My wife mentioned reading something about how people are 'rethinking retirement' which means that they are not retiring and are instead working. More people are hitting retirement age without enough saved to retire and stop working so more people are working past 65. I figured in the 'olden day's when people people would have also hit 65 without enough money but would just end up destitute more often as employers wouldn't have wanted to hire older people. I have this impression that employers would not employ people over 65 in decades past. Are people working past age 65 a lot more nowadays than in the past? This lead me to investigate the labor force participation rates for people age 65 and older.
I had to pull data from a few sources to get the picture long term as well as to look at it a couple ways.
The table from the Census Statistical Abstract titled Civilian Labor Force - Percent Distribution by Sex and Age: 1980 to 2009 tells us what % of the labor force is in each age group. Another table from the Census gives us the Resident Population by Sex and Age : 1980 to 2009.
For older data I also looked at the Census Population by age back to 1900. and the treasure trove of old stuff in the Historical Statistics of the United States Colonial Times to 1970 which has older labor force info in Series D 29-41. Labor Force, by Age and Sex : 1890 to 1970. The best data for 1890 to 1970 was in that document.
If you add it all up the information is as follows :
|# over 65 in labor force||population over 65||% in labor|
Here is the labor force participation rate for the population 65 years or older over the past 60 years :
Now this is for both men and women. Interestingly the labor force participation rates dropped dropped significantly for men over 65 from 1940 to 1970. However when you look at the long term trend for women over 65 there has not been as much change in the labor participation rate.

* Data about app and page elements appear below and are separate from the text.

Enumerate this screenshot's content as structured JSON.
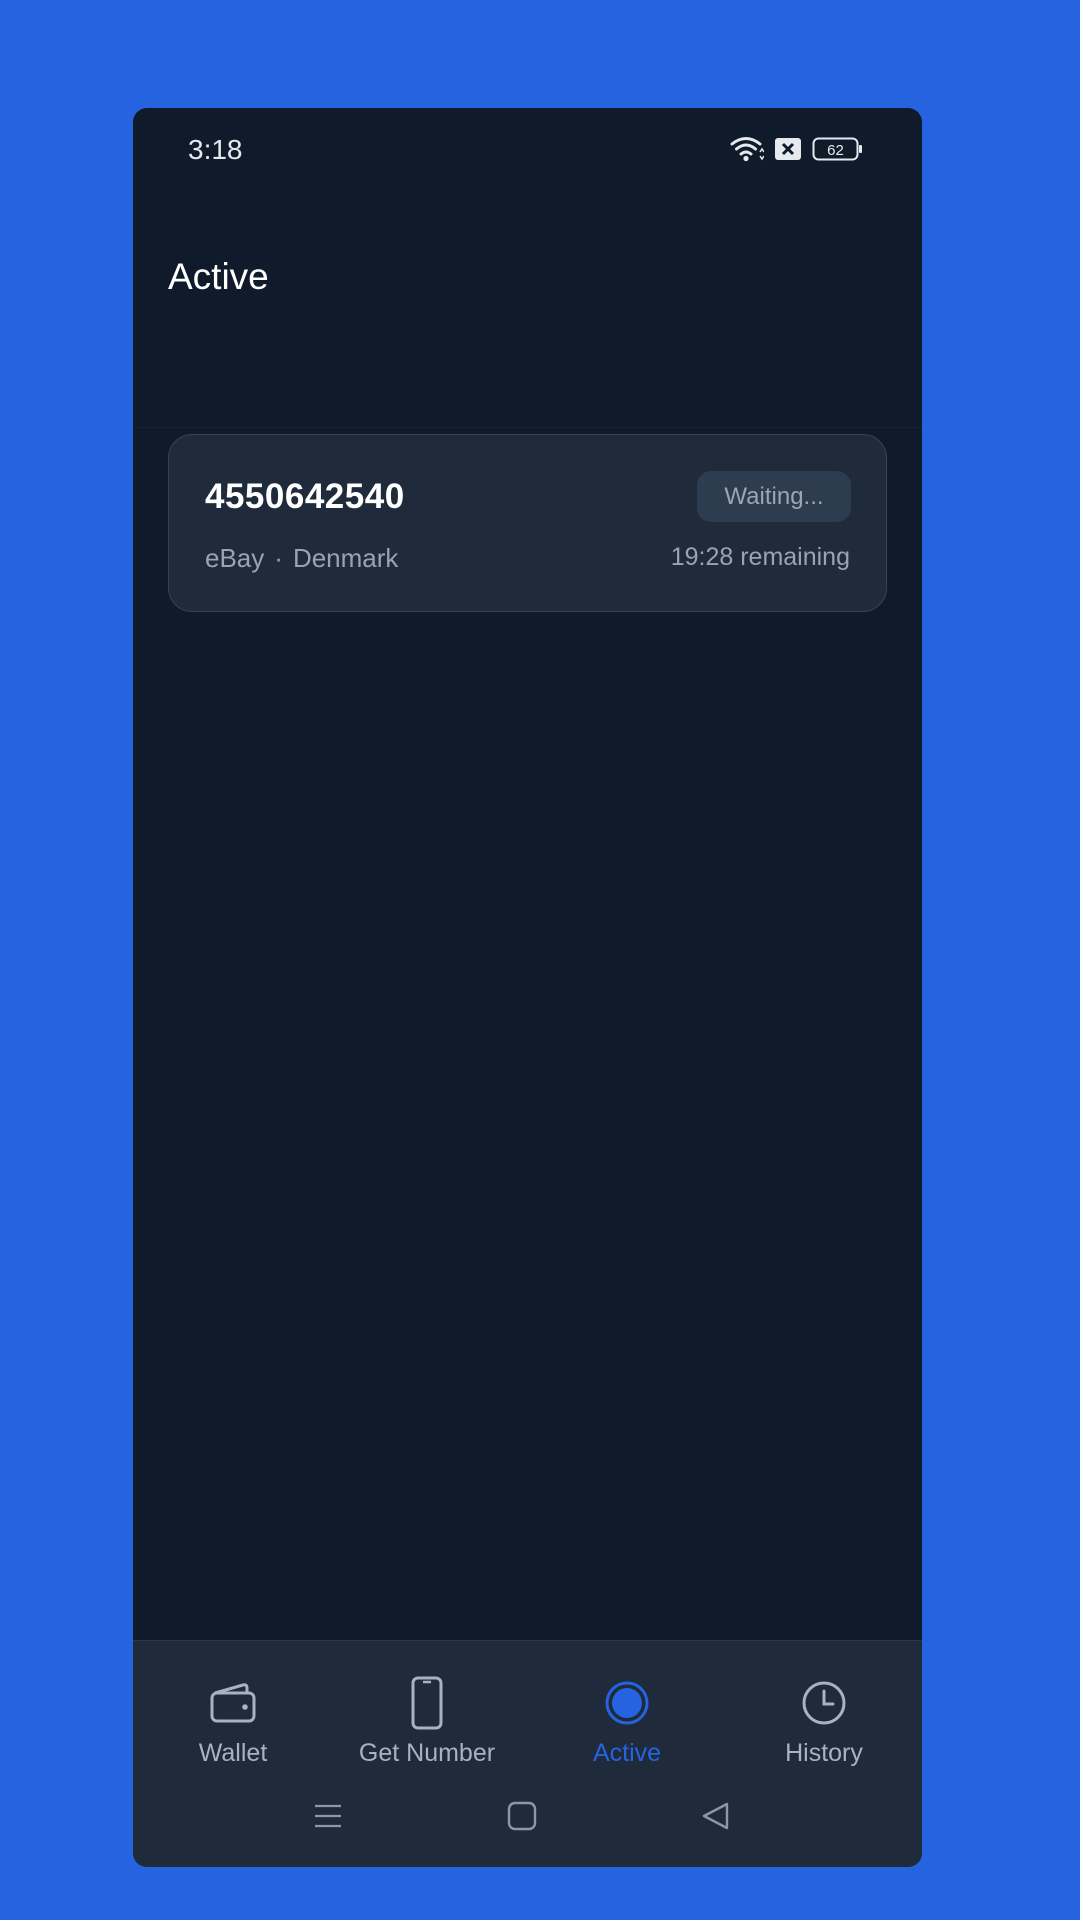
{
  "status_bar": {
    "time": "3:18",
    "battery": "62",
    "icons": [
      "wifi-icon",
      "sim-error-icon",
      "battery-icon"
    ]
  },
  "header": {
    "title": "Active"
  },
  "active_numbers": [
    {
      "number": "4550642540",
      "status": "Waiting...",
      "service": "eBay",
      "separator": "·",
      "country": "Denmark",
      "remaining": "19:28 remaining"
    }
  ],
  "bottom_nav": {
    "items": [
      {
        "label": "Wallet",
        "icon": "wallet-icon",
        "active": false
      },
      {
        "label": "Get Number",
        "icon": "phone-icon",
        "active": false
      },
      {
        "label": "Active",
        "icon": "active-dot-icon",
        "active": true
      },
      {
        "label": "History",
        "icon": "clock-icon",
        "active": false
      }
    ]
  },
  "system_nav": [
    "menu-icon",
    "home-icon",
    "back-icon"
  ],
  "colors": {
    "background": "#2563e0",
    "app_bg": "#0f1a2a",
    "card_bg": "#1f2a3b",
    "accent": "#2563e0"
  }
}
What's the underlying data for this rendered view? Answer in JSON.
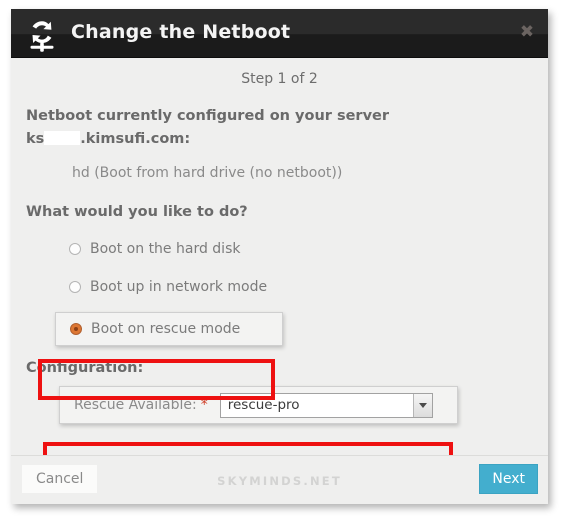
{
  "window": {
    "title": "Change the Netboot",
    "icon": "netboot-refresh-icon",
    "close_label": "✖"
  },
  "body": {
    "step_label": "Step 1 of 2",
    "intro_line1": "Netboot currently configured on your server",
    "intro_prefix": "ks",
    "intro_suffix": ".kimsufi.com:",
    "current_value": "hd (Boot from hard drive (no netboot))",
    "question": "What would you like to do?",
    "options": [
      {
        "label": "Boot on the hard disk",
        "checked": false,
        "highlighted": false
      },
      {
        "label": "Boot up in network mode",
        "checked": false,
        "highlighted": false
      },
      {
        "label": "Boot on rescue mode",
        "checked": true,
        "highlighted": true
      }
    ],
    "config_title": "Configuration:",
    "config_field_label": "Rescue Available:",
    "config_required_mark": "*",
    "config_select_value": "rescue-pro",
    "config_select_options": [
      "rescue-pro"
    ]
  },
  "footer": {
    "cancel_label": "Cancel",
    "next_label": "Next",
    "watermark": "SKYMINDS.NET"
  },
  "colors": {
    "titlebar": "#2b2b2b",
    "dialog_bg": "#efefee",
    "next_button": "#43aece",
    "required_asterisk": "#d0402a",
    "radio_checked": "#dd7733",
    "annotation_red": "#ee1111",
    "text_muted": "#8a8a8a",
    "text_heading": "#6a6a6a"
  }
}
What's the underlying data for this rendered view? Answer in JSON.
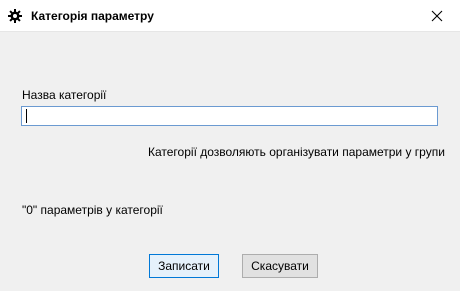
{
  "window": {
    "title": "Категорія параметру",
    "icon": "gear-icon"
  },
  "form": {
    "name_label": "Назва категорії",
    "name_value": "",
    "name_placeholder": "",
    "hint": "Категорії дозволяють організувати параметри у групи",
    "count_text": "\"0\" параметрів у категорії"
  },
  "buttons": {
    "save_label": "Записати",
    "cancel_label": "Скасувати"
  },
  "colors": {
    "accent": "#0078d7",
    "background": "#f0f0f0"
  }
}
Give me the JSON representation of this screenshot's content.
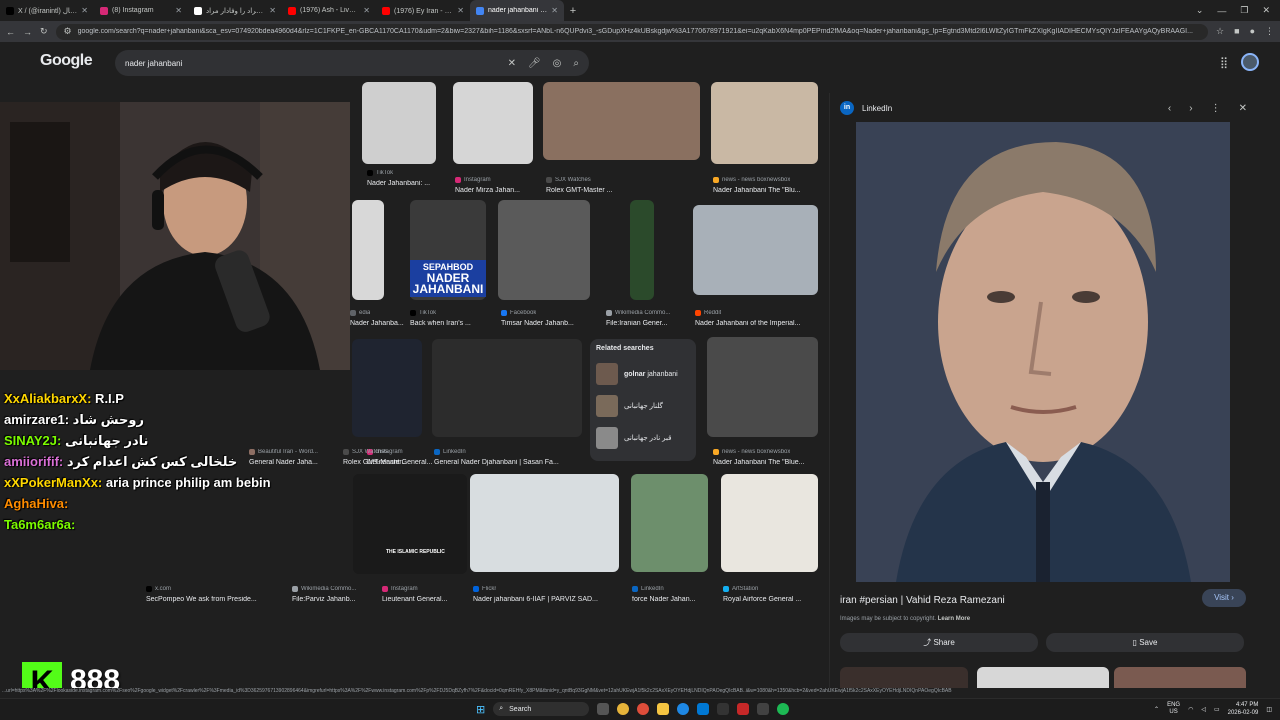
{
  "browser": {
    "tabs": [
      {
        "title": "X / (@iranintl) ایران اینترنشنال",
        "color": "#000000",
        "active": false
      },
      {
        "title": "(8) Instagram",
        "color": "#d62976",
        "active": false
      },
      {
        "title": "پیچک مراد را وفادار مراد",
        "color": "#ffffff",
        "active": false
      },
      {
        "title": "(1976) Ash - Live at Bonjuk",
        "color": "#ff0000",
        "active": false
      },
      {
        "title": "(1976) Ey Iran - ای ایران (Arash",
        "color": "#ff0000",
        "active": false
      },
      {
        "title": "nader jahanbani - Google Search",
        "color": "#4285f4",
        "active": true
      }
    ],
    "url": "google.com/search?q=nader+jahanbani&sca_esv=074920bdea4960d4&rlz=1C1FKPE_en-GBCA1170CA1170&udm=2&biw=2327&bih=1186&sxsrf=ANbL-n6QUPdvi3_-sGDupXHz4kUBskgdjw%3A1770678971921&ei=u2qKabX6N4mp0PEPmd2fMA&oq=Nader+jahanbani&gs_lp=Egtnd3Mtd2l6LWltZyIGTmFkZXIgKgIIADIHECMYsQIYJzIFEAAYgAQyBRAAGI..."
  },
  "google": {
    "logo": "Google",
    "query": "nader jahanbani"
  },
  "results": [
    {
      "caption": "Nader Jahanbani: ...",
      "source": "TikTok",
      "src_color": "#000000"
    },
    {
      "caption": "Nader Mirza Jahan...",
      "source": "Instagram",
      "src_color": "#d62976"
    },
    {
      "caption": "Rolex GMT-Master ...",
      "source": "SJX Watches",
      "src_color": "#4a4a4a"
    },
    {
      "caption": "Nader Jahanbani The \"Blu...",
      "source": "news - news boxnewsbox",
      "src_color": "#f9a825"
    },
    {
      "caption": "Nader Jahanba...",
      "source": "edia",
      "src_color": "#5f6368"
    },
    {
      "caption": "Back when Iran's ...",
      "source": "TikTok",
      "src_color": "#000000"
    },
    {
      "caption": "Timsar Nader Jahanb...",
      "source": "Facebook",
      "src_color": "#1877f2"
    },
    {
      "caption": "File:Iranian Gener...",
      "source": "Wikimedia Commo...",
      "src_color": "#9aa0a6"
    },
    {
      "caption": "Nader Jahanbani of the Imperial...",
      "source": "Reddit",
      "src_color": "#ff4500"
    },
    {
      "caption": "Lieutenant General...",
      "source": "Instagram",
      "src_color": "#d62976"
    },
    {
      "caption": "General Nader Jaha...",
      "source": "Beautiful Iran - Word...",
      "src_color": "#8d6e63"
    },
    {
      "caption": "Rolex GMT-Master...",
      "source": "SJX Watches",
      "src_color": "#4a4a4a"
    },
    {
      "caption": "General Nader Djahanbani | Sasan Fa...",
      "source": "LinkedIn",
      "src_color": "#0a66c2"
    },
    {
      "caption": "Nader Jahanbani The \"Blue...",
      "source": "news - news boxnewsbox",
      "src_color": "#f9a825"
    },
    {
      "caption": "SecPompeo We ask from Preside...",
      "source": "x.com",
      "src_color": "#000000"
    },
    {
      "caption": "File:Parviz Jahanb...",
      "source": "Wikimedia Commo...",
      "src_color": "#9aa0a6"
    },
    {
      "caption": "Lieutenant General...",
      "source": "Instagram",
      "src_color": "#d62976"
    },
    {
      "caption": "Nader jahanbani 6-IIAF | PARVIZ SAD...",
      "source": "Flickr",
      "src_color": "#0063dc"
    },
    {
      "caption": "force Nader Jahan...",
      "source": "LinkedIn",
      "src_color": "#0a66c2"
    },
    {
      "caption": "Royal Airforce General ...",
      "source": "ArtStation",
      "src_color": "#13aff0"
    }
  ],
  "poster_text": {
    "line1": "SEPAHBOD",
    "line2": "NADER",
    "line3": "JAHANBANI"
  },
  "islamic_text": "THE ISLAMIC REPUBLIC",
  "related": {
    "heading": "Related searches",
    "items": [
      {
        "bold": "golnar",
        "rest": " jahanbani"
      },
      {
        "bold": "",
        "rest": "گلنار جهانبانی"
      },
      {
        "bold": "",
        "rest": "قبر نادر جهانبانی"
      }
    ]
  },
  "overlay": {
    "chat": [
      {
        "user": "XxAliakbarxX:",
        "msg": " R.I.P",
        "color": "#ffd700"
      },
      {
        "user": "amirzare1:",
        "msg": " روحش شاد",
        "color": "#ffffff"
      },
      {
        "user": "SINAY2J:",
        "msg": " نادر جهانبانی",
        "color": "#7cfc00"
      },
      {
        "user": "amiiorifif:",
        "msg": " خلخالی کس کش اعدام کرد",
        "color": "#da70d6"
      },
      {
        "user": "xXPokerManXx:",
        "msg": " aria prince philip am bebin",
        "color": "#ffd700"
      },
      {
        "user": "AghaHiva:",
        "msg": "",
        "color": "#ff8c00"
      },
      {
        "user": "Ta6m6ar6a:",
        "msg": "",
        "color": "#7cfc00"
      }
    ],
    "kick_logo": "K",
    "viewer_count": "888"
  },
  "panel": {
    "source": "LinkedIn",
    "title": "iran #persian | Vahid Reza Ramezani",
    "visit": "Visit",
    "copyright": "Images may be subject to copyright.",
    "learn_more": "Learn More",
    "share": "Share",
    "save": "Save"
  },
  "taskbar": {
    "search": "Search",
    "lang": "ENG",
    "region": "US",
    "time": "4:47 PM",
    "date": "2026-02-09"
  },
  "status_url": "...url=https%3A%2F%2Flookaside.instagram.com%2Fseo%2Fgoogle_widget%2Fcrawler%2F%3Fmedia_id%3D3625976713902896464&imgrefurl=https%3A%2F%2Fwww.instagram.com%2Fp%2FDJ5DqBZyfh7%2F&docid=0qmREHfy_X8PM&tbnid=y_qntBq93GgNM&vet=12ahUKEwjA1f5k2c2SAxXEyOYEHdjLNDIQnPAOegQIcBAB..i&w=1080&h=1350&hcb=2&ved=2ahUKEwjA1f5k2c2SAxXEyOYEHdjLNDIQnPAOegQIcBAB"
}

If you look at it split by gender then the difference is considerable. Here's the summary chart that best shows all the data in one picture:
Men over age 65 used to work a lot more than they do nowadays.
From 1890 to 1990 the percent of men over age 65 who participated in the labor force dropped drastically. In 1890 the labor force participation rate for men over 65 was over 68% and by 1990 it had dropped to just 16%. In the 20 years since 1990 the labor force participation for men over 65 has started to inch back up and grew from 16% in 1990 to above 21% in 2009. I would assume that a significant reason for the decline in labor force participation for men has been from the advent of pension plans and Social Security. But that is just an assumption on my part.
Women over age 65 have not worked much over 10% historically
Historically from 1890 to 1940 the labor participation rate for women was under 10%. Then in the 50's through 70's there was a bit of an increase up a little over 10%. The current 13% participation rate for women over 65 is the highest its been in the history that I looked at.
Turns out I was wrong. In the 'olden day's men over 65 used to work a LOT more than they do nowadays and older women didn't work much.
Bottom line : The past 20 years has seen an increase in the labor force participation of people older than 65 years. However in previous decades from 1890 to 1990 the labor force participation rates had been steadily decreasing for men and generally flat for women.